### [TASK STATEMENT]
Look through the data below and return each line where "Microsoft" appears.

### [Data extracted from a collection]
########################################
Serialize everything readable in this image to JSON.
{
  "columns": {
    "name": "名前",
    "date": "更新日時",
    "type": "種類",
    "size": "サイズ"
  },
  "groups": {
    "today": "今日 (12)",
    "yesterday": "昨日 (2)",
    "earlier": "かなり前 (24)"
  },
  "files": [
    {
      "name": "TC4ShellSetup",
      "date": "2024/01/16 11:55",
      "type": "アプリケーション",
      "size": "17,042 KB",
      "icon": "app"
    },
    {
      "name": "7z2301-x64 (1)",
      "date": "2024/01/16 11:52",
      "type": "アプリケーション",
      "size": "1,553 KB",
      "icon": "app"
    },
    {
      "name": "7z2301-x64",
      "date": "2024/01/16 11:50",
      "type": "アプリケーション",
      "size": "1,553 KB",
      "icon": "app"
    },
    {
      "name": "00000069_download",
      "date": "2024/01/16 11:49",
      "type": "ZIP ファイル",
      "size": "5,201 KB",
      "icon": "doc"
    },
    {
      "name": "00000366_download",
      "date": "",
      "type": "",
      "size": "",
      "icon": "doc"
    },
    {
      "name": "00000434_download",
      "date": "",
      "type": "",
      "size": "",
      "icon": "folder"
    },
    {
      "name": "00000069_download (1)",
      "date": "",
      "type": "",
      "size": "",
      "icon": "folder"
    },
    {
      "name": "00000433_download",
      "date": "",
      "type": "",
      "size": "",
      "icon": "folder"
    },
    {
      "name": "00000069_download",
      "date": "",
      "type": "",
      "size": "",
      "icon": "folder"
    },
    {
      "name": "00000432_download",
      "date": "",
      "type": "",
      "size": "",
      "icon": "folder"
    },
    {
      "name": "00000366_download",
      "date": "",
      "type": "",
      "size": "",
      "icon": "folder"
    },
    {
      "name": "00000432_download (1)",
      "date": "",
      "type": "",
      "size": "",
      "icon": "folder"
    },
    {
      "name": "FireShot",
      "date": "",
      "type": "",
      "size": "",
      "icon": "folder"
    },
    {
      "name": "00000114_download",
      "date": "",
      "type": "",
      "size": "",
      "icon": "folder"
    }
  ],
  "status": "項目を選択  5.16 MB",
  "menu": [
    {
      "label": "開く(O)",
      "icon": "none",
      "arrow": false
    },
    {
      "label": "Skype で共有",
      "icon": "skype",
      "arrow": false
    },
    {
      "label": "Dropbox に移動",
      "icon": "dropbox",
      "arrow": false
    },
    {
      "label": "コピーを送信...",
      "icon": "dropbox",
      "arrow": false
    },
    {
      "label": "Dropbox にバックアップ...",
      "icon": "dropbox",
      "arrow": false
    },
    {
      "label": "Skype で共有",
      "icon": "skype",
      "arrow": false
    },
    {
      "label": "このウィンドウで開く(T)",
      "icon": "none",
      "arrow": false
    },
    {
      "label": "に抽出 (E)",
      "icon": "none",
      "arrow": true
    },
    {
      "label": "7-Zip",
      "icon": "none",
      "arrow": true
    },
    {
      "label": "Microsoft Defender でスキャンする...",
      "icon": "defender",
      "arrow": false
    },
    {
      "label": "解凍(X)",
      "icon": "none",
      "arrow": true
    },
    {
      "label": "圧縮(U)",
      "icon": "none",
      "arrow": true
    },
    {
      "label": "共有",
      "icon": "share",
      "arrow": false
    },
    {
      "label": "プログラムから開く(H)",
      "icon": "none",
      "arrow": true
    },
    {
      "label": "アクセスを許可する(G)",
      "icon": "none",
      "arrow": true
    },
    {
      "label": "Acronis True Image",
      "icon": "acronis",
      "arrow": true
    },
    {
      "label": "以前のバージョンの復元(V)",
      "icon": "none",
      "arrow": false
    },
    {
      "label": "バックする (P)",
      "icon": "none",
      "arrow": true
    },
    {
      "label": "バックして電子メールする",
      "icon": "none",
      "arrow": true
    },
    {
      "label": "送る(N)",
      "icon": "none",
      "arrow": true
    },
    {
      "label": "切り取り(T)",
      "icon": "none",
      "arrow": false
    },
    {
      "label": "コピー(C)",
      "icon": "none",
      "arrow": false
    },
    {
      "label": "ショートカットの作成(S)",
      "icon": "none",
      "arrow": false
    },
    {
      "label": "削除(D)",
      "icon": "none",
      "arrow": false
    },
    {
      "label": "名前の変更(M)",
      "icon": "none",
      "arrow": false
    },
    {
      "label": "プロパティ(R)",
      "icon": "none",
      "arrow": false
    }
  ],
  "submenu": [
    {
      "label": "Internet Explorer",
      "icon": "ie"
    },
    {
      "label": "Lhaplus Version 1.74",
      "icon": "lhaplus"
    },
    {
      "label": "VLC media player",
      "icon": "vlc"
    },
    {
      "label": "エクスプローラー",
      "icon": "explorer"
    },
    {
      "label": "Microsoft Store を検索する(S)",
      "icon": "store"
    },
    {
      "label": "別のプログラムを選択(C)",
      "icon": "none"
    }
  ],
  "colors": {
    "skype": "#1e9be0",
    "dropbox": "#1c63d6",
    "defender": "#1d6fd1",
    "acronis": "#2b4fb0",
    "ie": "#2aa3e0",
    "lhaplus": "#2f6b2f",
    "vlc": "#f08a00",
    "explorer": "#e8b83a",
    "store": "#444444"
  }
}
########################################
### [RESPONSE]
      "label": "Microsoft Defender でスキャンする...",
      "label": "Microsoft Store を検索する(S)",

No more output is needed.